  • Lawrence Martin-Bittman (formerly Ladislav Bittman).Prior to his defection to the United States in 1968, he served as an intelligence officer specializing in disinformation for the Czech Intelligence Service. He gave us the word disinformation, is still alive, but is no longer active. Retired professor of disinformation at Boston University.
  • Morgan Freeman. RT put him on the anti-Russia hit list, but all he’s done is to narrate one video.  One helluva video which had a resounding effect inside Russia, but still, only one video. Rob Reiner produced the video and appeared on a few talk shows, stayed turned to see if that ball keeps rolling except for political gain.
  • Bill Gertz, The Washington Free Beacon.  Great guy, professionally saturated with material, he appears to be focusing on Russian Information Warfare lately and keeps them on the lit burner, applying heat. He once published a column I had written previously, that had about 17 codewords, but without the Codewords, just looked like great journalism. The J2 and the Chairman of the Joint Chiefs of Staff did the ‘on the spot’ declassification, apparently. Strangely, I searched like hell to find that column a few years ago.  It seems to have disappeared.
  • NATO. Despite appearances NATO is not rich, as a matter of fact they’re cheap. All the big bucks stay with the member countries. If anything gets funded, it is usually by the member countries. Despite Russian Information Warfare falling into the crack between Information Operations and conventional warfare, NATO knew it had to do something.  The STRATCOM COE was funded and is a good first step at analyzing Russian Information Warfare. They truly work for the NATO members.
  • Louise Mensch. I’ve chatted with Louise and she tweets about Russia very, very frequently. People either love her or hate her and they say she either undercuts Russia or supports them.  She shares her findings freely but she hits the send button way too soon all too often, trying to break a story first.

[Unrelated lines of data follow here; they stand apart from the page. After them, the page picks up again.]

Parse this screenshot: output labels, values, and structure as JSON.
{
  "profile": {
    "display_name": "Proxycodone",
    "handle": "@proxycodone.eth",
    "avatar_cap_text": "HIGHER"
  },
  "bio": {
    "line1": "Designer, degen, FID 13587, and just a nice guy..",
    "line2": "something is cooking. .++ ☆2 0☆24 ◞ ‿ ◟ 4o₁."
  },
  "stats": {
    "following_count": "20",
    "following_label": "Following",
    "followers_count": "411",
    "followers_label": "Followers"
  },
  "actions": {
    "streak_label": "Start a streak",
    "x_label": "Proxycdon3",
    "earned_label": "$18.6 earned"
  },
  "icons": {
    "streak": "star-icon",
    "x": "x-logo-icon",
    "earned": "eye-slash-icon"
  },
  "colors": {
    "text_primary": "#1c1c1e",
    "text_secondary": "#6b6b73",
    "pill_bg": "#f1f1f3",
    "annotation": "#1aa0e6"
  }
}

The following organizations have done the most to counter Russian information warfare, disinformation, and propaganda than anyone else.

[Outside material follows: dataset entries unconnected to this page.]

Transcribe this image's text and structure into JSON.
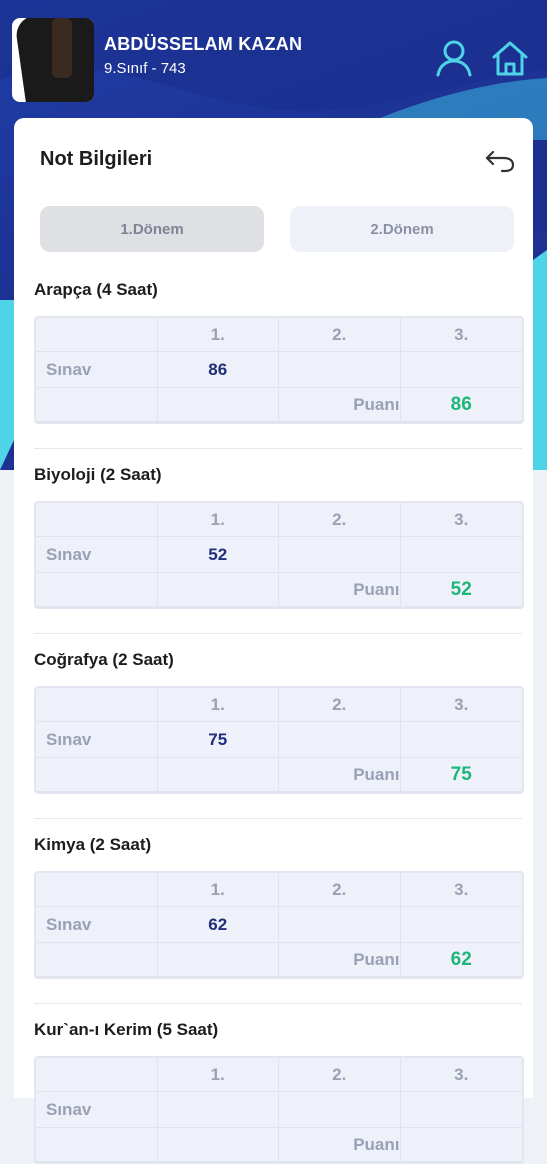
{
  "header": {
    "name": "ABDÜSSELAM KAZAN",
    "class_info": "9.Sınıf - 743",
    "profile_icon": "user-icon",
    "home_icon": "home-icon"
  },
  "card": {
    "title": "Not Bilgileri",
    "back_icon": "undo-arrow-icon"
  },
  "tabs": [
    {
      "label": "1.Dönem",
      "active": true
    },
    {
      "label": "2.Dönem",
      "active": false
    }
  ],
  "table_headers": [
    "1.",
    "2.",
    "3."
  ],
  "row_label": "Sınav",
  "score_label": "Puanı",
  "subjects": [
    {
      "title": "Arapça (4 Saat)",
      "exams": [
        "86",
        "",
        ""
      ],
      "score": "86"
    },
    {
      "title": "Biyoloji (2 Saat)",
      "exams": [
        "52",
        "",
        ""
      ],
      "score": "52"
    },
    {
      "title": "Coğrafya (2 Saat)",
      "exams": [
        "75",
        "",
        ""
      ],
      "score": "75"
    },
    {
      "title": "Kimya (2 Saat)",
      "exams": [
        "62",
        "",
        ""
      ],
      "score": "62"
    },
    {
      "title": "Kur`an-ı Kerim (5 Saat)",
      "exams": [
        "",
        "",
        ""
      ],
      "score": ""
    }
  ],
  "colors": {
    "header_blue": "#1f3ea8",
    "accent_cyan": "#4fd3e6",
    "score_green": "#1fb67a",
    "value_navy": "#1f2f7a"
  }
}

  1. Window on Eurasia
  2. RFE/RL / Broadcasting Board of Governors.  RFE/RL has kept Russia honest since before the beginning. The BBG is the only part of the US government to actually do something to counter Russian disinformation and propaganda.  I credit John Lansing, but he has a very able, intelligent, and experienced team.
  3. Inform Napalm
  4. Disinformation Review
  5. Hamilton 68
  6. @AtlanticCouncil’s Digital Forensic Research Lab. They’re doing some heavy lifting.  Great stories, great research, thank you!
  8. Ukraine MOD Information Analysis Center
  9. Bradley Foundation.
  10. Smith-Richardson Foundation

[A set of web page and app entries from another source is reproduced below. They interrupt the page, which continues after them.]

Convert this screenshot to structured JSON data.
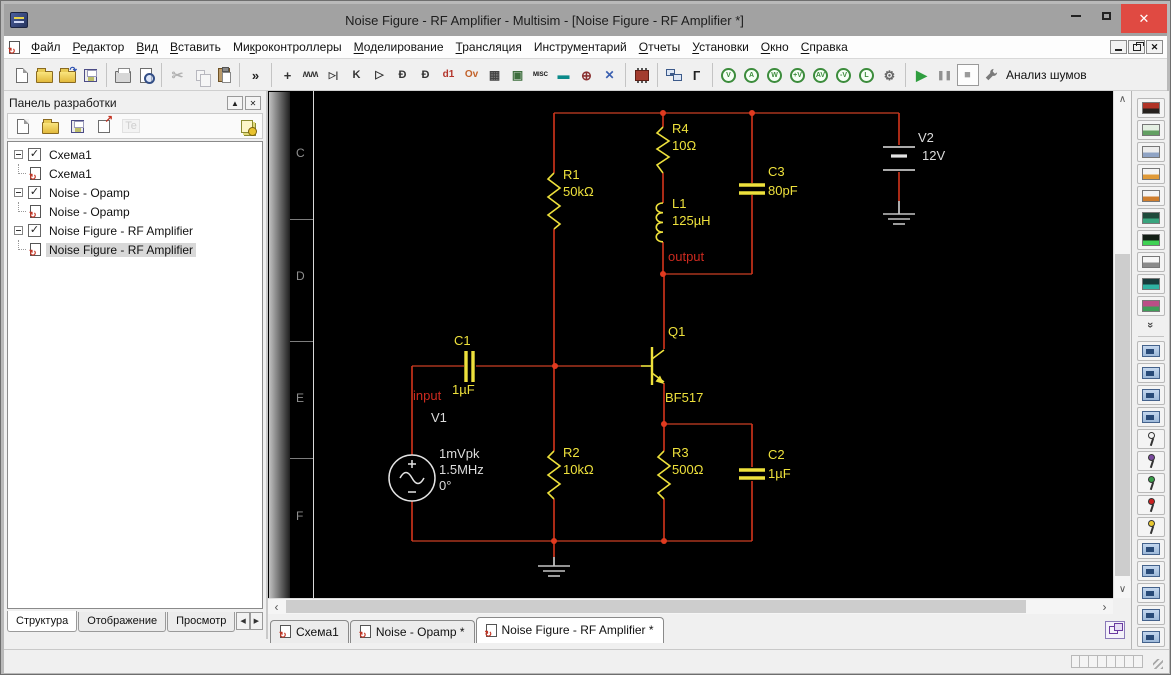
{
  "window": {
    "title": "Noise Figure - RF Amplifier - Multisim - [Noise Figure - RF Amplifier *]"
  },
  "menubar": {
    "items": [
      {
        "label": "Файл",
        "accel": 0
      },
      {
        "label": "Редактор",
        "accel": 0
      },
      {
        "label": "Вид",
        "accel": 0
      },
      {
        "label": "Вставить",
        "accel": 0
      },
      {
        "label": "Микроконтроллеры",
        "accel": 2
      },
      {
        "label": "Моделирование",
        "accel": 0
      },
      {
        "label": "Трансляция",
        "accel": 0
      },
      {
        "label": "Инструментарий",
        "accel": 7
      },
      {
        "label": "Отчеты",
        "accel": 0
      },
      {
        "label": "Установки",
        "accel": 0
      },
      {
        "label": "Окно",
        "accel": 0
      },
      {
        "label": "Справка",
        "accel": 0
      }
    ]
  },
  "main_toolbar": {
    "analysis_label": "Анализ шумов",
    "groups": [
      {
        "items": [
          {
            "name": "new-file-icon",
            "kind": "page"
          },
          {
            "name": "open-file-icon",
            "kind": "folder"
          },
          {
            "name": "open-sample-icon",
            "kind": "folder2"
          },
          {
            "name": "save-icon",
            "kind": "floppy"
          }
        ]
      },
      {
        "items": [
          {
            "name": "print-icon",
            "kind": "printer"
          },
          {
            "name": "print-preview-icon",
            "kind": "preview"
          }
        ]
      },
      {
        "items": [
          {
            "name": "cut-icon",
            "glyph": "✂",
            "color": "#555",
            "size": "14px",
            "disabled": true
          },
          {
            "name": "copy-icon",
            "kind": "copy",
            "disabled": true
          },
          {
            "name": "paste-icon",
            "kind": "paste"
          }
        ]
      },
      {
        "items": [
          {
            "name": "more-toolbar-chevron",
            "glyph": "»",
            "color": "#222",
            "size": "13px"
          }
        ]
      },
      {
        "items": [
          {
            "name": "place-source-icon",
            "glyph": "+",
            "color": "#333",
            "size": "13px"
          },
          {
            "name": "place-basic-icon",
            "glyph": "ʍʍ",
            "color": "#333",
            "size": "10px"
          },
          {
            "name": "place-diode-icon",
            "glyph": "▷|",
            "color": "#333",
            "size": "9px"
          },
          {
            "name": "place-transistor-icon",
            "glyph": "K",
            "color": "#333",
            "size": "11px"
          },
          {
            "name": "place-analog-icon",
            "glyph": "▷",
            "color": "#333",
            "size": "11px"
          },
          {
            "name": "place-ttl-icon",
            "glyph": "Ð",
            "color": "#333",
            "size": "11px"
          },
          {
            "name": "place-cmos-icon",
            "glyph": "Đ",
            "color": "#333",
            "size": "11px"
          },
          {
            "name": "place-misc-digital-icon",
            "glyph": "d1",
            "color": "#b3342a",
            "size": "10px"
          },
          {
            "name": "place-mixed-icon",
            "glyph": "Ov",
            "color": "#c2622a",
            "size": "10px"
          },
          {
            "name": "place-indicator-icon",
            "glyph": "▦",
            "color": "#444",
            "size": "12px"
          },
          {
            "name": "place-power-icon",
            "glyph": "▣",
            "color": "#3e6e3e",
            "size": "12px"
          },
          {
            "name": "place-misc-icon",
            "glyph": "MISC",
            "color": "#111",
            "size": "6px"
          },
          {
            "name": "place-peripherals-icon",
            "glyph": "▬",
            "color": "#0b8a8a",
            "size": "12px"
          },
          {
            "name": "place-rf-icon",
            "glyph": "⊕",
            "color": "#8a3030",
            "size": "13px"
          },
          {
            "name": "place-electromech-icon",
            "glyph": "✕",
            "color": "#3a5fb0",
            "size": "12px"
          }
        ]
      },
      {
        "items": [
          {
            "name": "place-component-icon",
            "kind": "chip"
          }
        ]
      },
      {
        "items": [
          {
            "name": "hierarchy-icon",
            "kind": "hier"
          },
          {
            "name": "place-bus-icon",
            "glyph": "Г",
            "color": "#222",
            "size": "13px"
          }
        ]
      },
      {
        "items": [
          {
            "name": "voltage-probe-icon",
            "circle": "V"
          },
          {
            "name": "current-probe-icon",
            "circle": "A"
          },
          {
            "name": "power-probe-icon",
            "circle": "W"
          },
          {
            "name": "diff-voltage-probe-icon",
            "circle": "+V"
          },
          {
            "name": "gain-probe-icon",
            "circle": "AV"
          },
          {
            "name": "ref-voltage-probe-icon",
            "circle": "-V"
          },
          {
            "name": "digital-probe-icon",
            "circle": "L"
          },
          {
            "name": "probe-settings-gear-icon",
            "glyph": "⚙",
            "color": "#666",
            "size": "13px"
          }
        ]
      },
      {
        "items": [
          {
            "name": "run-button",
            "glyph": "▶",
            "color": "#2f9e3f",
            "size": "14px"
          },
          {
            "name": "pause-button",
            "glyph": "❚❚",
            "color": "#909090",
            "size": "9px"
          },
          {
            "name": "stop-button",
            "glyph": "■",
            "color": "#9a9a9a",
            "size": "11px",
            "boxed": true
          },
          {
            "name": "wrench-icon",
            "kind": "wrench"
          }
        ]
      }
    ]
  },
  "design_toolbox": {
    "title": "Панель разработки",
    "toolbar": [
      {
        "name": "new-schematic-icon",
        "kind": "page"
      },
      {
        "name": "open-design-icon",
        "kind": "folder"
      },
      {
        "name": "save-design-icon",
        "kind": "floppy"
      },
      {
        "name": "new-sheet-icon",
        "kind": "pagearrow"
      },
      {
        "name": "text-te-icon",
        "glyph": "Te",
        "disabled": true
      },
      {
        "name": "history-pages-icon",
        "kind": "stack",
        "right": true
      }
    ],
    "tree": [
      {
        "label": "Схема1",
        "child": "Схема1",
        "selected": false
      },
      {
        "label": "Noise - Opamp",
        "child": "Noise - Opamp",
        "selected": false
      },
      {
        "label": "Noise Figure - RF Amplifier",
        "child": "Noise Figure - RF Amplifier",
        "selected": true
      }
    ],
    "tabs": [
      {
        "label": "Структура",
        "active": true
      },
      {
        "label": "Отображение",
        "active": false
      },
      {
        "label": "Просмотр",
        "active": false
      }
    ]
  },
  "canvas": {
    "row_letters": [
      "C",
      "D",
      "E",
      "F"
    ]
  },
  "circuit": {
    "components": {
      "R1": {
        "ref": "R1",
        "value": "50kΩ"
      },
      "R2": {
        "ref": "R2",
        "value": "10kΩ"
      },
      "R3": {
        "ref": "R3",
        "value": "500Ω"
      },
      "R4": {
        "ref": "R4",
        "value": "10Ω"
      },
      "L1": {
        "ref": "L1",
        "value": "125µH"
      },
      "C1": {
        "ref": "C1",
        "value": "1µF"
      },
      "C2": {
        "ref": "C2",
        "value": "1µF"
      },
      "C3": {
        "ref": "C3",
        "value": "80pF"
      },
      "Q1": {
        "ref": "Q1",
        "value": "BF517"
      },
      "V1": {
        "ref": "V1",
        "value_lines": [
          "1mVpk",
          "1.5MHz",
          "0°"
        ]
      },
      "V2": {
        "ref": "V2",
        "value": "12V"
      }
    },
    "net_labels": {
      "input": "input",
      "output": "output"
    }
  },
  "document_tabs": [
    {
      "label": "Схема1",
      "active": false
    },
    {
      "label": "Noise - Opamp *",
      "active": false
    },
    {
      "label": "Noise Figure - RF Amplifier *",
      "active": true
    }
  ],
  "instruments": {
    "top": [
      {
        "name": "multimeter-icon",
        "c1": "#b03326",
        "c2": "#26211e"
      },
      {
        "name": "function-generator-icon",
        "c1": "#e4efe2",
        "c2": "#63a063"
      },
      {
        "name": "wattmeter-icon",
        "c1": "#ececec",
        "c2": "#8fa3c4"
      },
      {
        "name": "oscilloscope-icon",
        "c1": "#f4f4f4",
        "c2": "#e09a38"
      },
      {
        "name": "four-channel-oscilloscope-icon",
        "c1": "#f4f4f4",
        "c2": "#cf7e2e"
      },
      {
        "name": "bode-plotter-icon",
        "c1": "#1f4a3b",
        "c2": "#39a47e"
      },
      {
        "name": "frequency-counter-icon",
        "c1": "#131f16",
        "c2": "#3fd254"
      },
      {
        "name": "word-generator-icon",
        "c1": "#f6f6f6",
        "c2": "#8a8a8a"
      },
      {
        "name": "logic-analyzer-icon",
        "c1": "#173c3c",
        "c2": "#2fb3a3"
      },
      {
        "name": "logic-converter-icon",
        "c1": "#bb4e86",
        "c2": "#3f9e58"
      }
    ],
    "more_chevron": "»",
    "bottom": [
      {
        "name": "probe-instrument-icon-1",
        "kind": "meter"
      },
      {
        "name": "probe-instrument-icon-2",
        "kind": "meter"
      },
      {
        "name": "probe-instrument-icon-3",
        "kind": "meter"
      },
      {
        "name": "probe-instrument-icon-4",
        "kind": "meter"
      },
      {
        "name": "measurement-probe-white-icon",
        "kind": "probe",
        "color": "#f2f2f2"
      },
      {
        "name": "measurement-probe-purple-icon",
        "kind": "probe",
        "color": "#7a4a9e"
      },
      {
        "name": "measurement-probe-green-icon",
        "kind": "probe",
        "color": "#3aa04a"
      },
      {
        "name": "measurement-probe-red-icon",
        "kind": "probe",
        "color": "#cc2222"
      },
      {
        "name": "measurement-probe-yellow-icon",
        "kind": "probe",
        "color": "#e8c830"
      },
      {
        "name": "probe-instrument-icon-5",
        "kind": "meter"
      },
      {
        "name": "probe-instrument-icon-6",
        "kind": "meter"
      },
      {
        "name": "probe-instrument-icon-7",
        "kind": "meter"
      },
      {
        "name": "probe-instrument-icon-8",
        "kind": "meter"
      },
      {
        "name": "probe-instrument-icon-9",
        "kind": "meter"
      }
    ]
  },
  "colors": {
    "wire": "#d6341c",
    "rail": "#a8341e",
    "component": "#eee13c",
    "net_label": "#cc2a1f",
    "junction": "#e03a1f",
    "canvas_bg": "#000000",
    "close_button": "#e04a42",
    "run_button": "#2f9e3f"
  }
}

Honorable Mentions:

  1. US Congressional Commission On Security And Cooperation In Europe – CSCE. Almost too late to the fight, but the first sign we’ve seen of the US government responding to Russia’s Information Warfare, except for the BBG.
  2. The EU.  Again, the EU is not rich and all the new efforts come from the member countries.  They sponsored the Disinformation Review, but it is miserably under-resourced.

Dishonorable Mentions.

  1. The US government.  It has been 1,312 days since the Russian invasion of Crimea was approved by the Russian Security Council in an all night meeting, then the Russian invasion of Eastern Ukraine, and the almost total information warfare continually waged against the West, they’re finally holding hearings in Congress. Most was as a result of Russian hacking US computer systems, then finally they realized Russia was waging an overwhelming information war. Congress allocated $60 million for the GEC but State is sitting on it. The fiscal year is over, does the money not committed go away?